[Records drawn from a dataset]
----

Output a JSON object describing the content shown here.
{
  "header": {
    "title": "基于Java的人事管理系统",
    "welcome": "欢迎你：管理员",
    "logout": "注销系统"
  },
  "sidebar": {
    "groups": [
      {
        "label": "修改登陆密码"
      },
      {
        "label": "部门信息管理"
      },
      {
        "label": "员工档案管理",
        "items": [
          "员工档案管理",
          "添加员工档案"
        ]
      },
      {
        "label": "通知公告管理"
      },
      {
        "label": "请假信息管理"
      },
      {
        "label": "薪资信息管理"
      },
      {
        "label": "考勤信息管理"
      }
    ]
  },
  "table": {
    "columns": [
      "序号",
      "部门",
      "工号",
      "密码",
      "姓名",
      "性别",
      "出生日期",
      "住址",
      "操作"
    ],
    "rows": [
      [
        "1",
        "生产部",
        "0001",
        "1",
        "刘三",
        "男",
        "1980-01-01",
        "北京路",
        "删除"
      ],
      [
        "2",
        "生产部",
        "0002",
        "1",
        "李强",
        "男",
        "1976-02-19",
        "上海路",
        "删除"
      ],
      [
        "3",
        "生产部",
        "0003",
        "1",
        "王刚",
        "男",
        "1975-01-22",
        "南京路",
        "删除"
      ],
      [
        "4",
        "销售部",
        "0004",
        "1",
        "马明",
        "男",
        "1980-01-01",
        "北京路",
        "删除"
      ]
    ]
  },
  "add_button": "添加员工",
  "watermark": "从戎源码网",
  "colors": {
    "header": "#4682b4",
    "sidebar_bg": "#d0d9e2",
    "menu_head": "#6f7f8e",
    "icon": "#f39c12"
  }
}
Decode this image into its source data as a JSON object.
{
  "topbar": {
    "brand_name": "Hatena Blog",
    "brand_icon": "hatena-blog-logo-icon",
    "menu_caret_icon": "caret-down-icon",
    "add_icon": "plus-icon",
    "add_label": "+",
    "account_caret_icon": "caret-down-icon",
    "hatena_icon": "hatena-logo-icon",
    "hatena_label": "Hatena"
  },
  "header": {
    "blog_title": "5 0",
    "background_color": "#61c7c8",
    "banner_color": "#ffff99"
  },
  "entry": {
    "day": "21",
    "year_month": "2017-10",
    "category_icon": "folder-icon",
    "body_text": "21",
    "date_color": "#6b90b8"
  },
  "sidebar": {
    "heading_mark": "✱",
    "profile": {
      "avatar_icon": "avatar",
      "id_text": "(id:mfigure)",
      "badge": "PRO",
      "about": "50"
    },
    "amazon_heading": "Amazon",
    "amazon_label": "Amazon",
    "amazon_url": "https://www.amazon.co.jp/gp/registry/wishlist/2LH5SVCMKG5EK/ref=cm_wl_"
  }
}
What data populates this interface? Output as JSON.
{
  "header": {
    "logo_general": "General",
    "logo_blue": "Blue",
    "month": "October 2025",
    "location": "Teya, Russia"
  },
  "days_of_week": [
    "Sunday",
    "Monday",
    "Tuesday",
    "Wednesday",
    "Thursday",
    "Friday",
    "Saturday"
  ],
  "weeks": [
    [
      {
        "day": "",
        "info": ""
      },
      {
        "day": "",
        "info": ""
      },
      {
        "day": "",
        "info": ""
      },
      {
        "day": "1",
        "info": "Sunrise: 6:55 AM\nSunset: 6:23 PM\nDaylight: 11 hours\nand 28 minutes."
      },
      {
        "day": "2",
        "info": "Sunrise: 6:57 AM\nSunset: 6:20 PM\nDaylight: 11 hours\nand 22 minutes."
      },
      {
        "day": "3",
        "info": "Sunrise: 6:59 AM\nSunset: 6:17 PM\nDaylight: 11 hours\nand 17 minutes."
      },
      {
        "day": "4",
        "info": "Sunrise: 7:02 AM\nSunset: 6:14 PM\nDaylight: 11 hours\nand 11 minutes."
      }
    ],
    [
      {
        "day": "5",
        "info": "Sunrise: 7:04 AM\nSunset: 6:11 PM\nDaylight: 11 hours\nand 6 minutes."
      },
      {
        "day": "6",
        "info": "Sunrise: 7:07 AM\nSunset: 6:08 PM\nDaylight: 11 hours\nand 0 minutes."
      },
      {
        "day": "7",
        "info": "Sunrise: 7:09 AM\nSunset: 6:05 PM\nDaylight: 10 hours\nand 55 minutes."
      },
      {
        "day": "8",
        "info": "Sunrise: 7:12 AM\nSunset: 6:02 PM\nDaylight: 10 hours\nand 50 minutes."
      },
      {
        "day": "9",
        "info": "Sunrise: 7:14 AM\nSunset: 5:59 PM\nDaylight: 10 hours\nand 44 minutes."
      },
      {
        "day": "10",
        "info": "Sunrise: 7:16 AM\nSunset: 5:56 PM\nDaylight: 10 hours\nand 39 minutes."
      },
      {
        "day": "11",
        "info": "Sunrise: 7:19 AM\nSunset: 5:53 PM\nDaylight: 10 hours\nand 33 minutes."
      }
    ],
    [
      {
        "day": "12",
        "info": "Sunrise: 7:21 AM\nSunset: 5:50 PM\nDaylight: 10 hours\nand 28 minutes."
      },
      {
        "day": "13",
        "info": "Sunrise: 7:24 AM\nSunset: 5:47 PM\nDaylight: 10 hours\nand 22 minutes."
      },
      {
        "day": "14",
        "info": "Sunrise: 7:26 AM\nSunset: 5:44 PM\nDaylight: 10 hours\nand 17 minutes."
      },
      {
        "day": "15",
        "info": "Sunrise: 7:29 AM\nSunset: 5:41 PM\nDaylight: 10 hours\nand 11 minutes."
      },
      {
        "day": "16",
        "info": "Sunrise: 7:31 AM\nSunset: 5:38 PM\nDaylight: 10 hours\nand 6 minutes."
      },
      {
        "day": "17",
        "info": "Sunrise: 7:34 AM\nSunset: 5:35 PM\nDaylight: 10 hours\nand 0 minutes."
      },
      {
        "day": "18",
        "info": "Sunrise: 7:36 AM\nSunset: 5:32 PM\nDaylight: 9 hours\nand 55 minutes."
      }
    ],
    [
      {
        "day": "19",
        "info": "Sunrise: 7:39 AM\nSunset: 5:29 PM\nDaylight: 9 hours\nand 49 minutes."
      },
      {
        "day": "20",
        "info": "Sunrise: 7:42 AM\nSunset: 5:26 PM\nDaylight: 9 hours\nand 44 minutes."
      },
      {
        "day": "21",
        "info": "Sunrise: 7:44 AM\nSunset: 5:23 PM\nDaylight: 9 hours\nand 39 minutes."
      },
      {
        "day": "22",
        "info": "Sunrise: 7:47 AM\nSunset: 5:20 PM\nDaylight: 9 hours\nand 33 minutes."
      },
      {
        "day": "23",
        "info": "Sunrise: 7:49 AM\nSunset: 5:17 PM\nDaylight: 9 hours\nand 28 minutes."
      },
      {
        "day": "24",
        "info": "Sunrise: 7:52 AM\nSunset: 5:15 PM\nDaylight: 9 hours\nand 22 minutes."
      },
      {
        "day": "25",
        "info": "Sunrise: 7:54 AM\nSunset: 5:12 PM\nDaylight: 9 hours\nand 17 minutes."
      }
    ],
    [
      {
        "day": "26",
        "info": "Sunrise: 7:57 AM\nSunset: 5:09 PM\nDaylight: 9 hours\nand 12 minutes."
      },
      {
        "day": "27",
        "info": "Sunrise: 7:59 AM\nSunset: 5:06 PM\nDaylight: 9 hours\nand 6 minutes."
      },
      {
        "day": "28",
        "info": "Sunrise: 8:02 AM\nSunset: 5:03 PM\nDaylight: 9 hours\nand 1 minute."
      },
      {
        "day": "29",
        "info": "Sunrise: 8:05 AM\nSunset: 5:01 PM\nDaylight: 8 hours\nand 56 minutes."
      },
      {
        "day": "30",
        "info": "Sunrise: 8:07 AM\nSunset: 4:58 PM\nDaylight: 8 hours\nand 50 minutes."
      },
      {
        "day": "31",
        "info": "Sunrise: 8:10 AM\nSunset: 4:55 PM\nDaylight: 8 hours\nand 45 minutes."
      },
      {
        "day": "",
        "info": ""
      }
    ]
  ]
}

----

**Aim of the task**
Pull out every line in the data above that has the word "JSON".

**Solution to the exercise**
Output a JSON object describing the content shown here.
Decode this image into its source data as a JSON object.
What data populates this interface? Output as JSON.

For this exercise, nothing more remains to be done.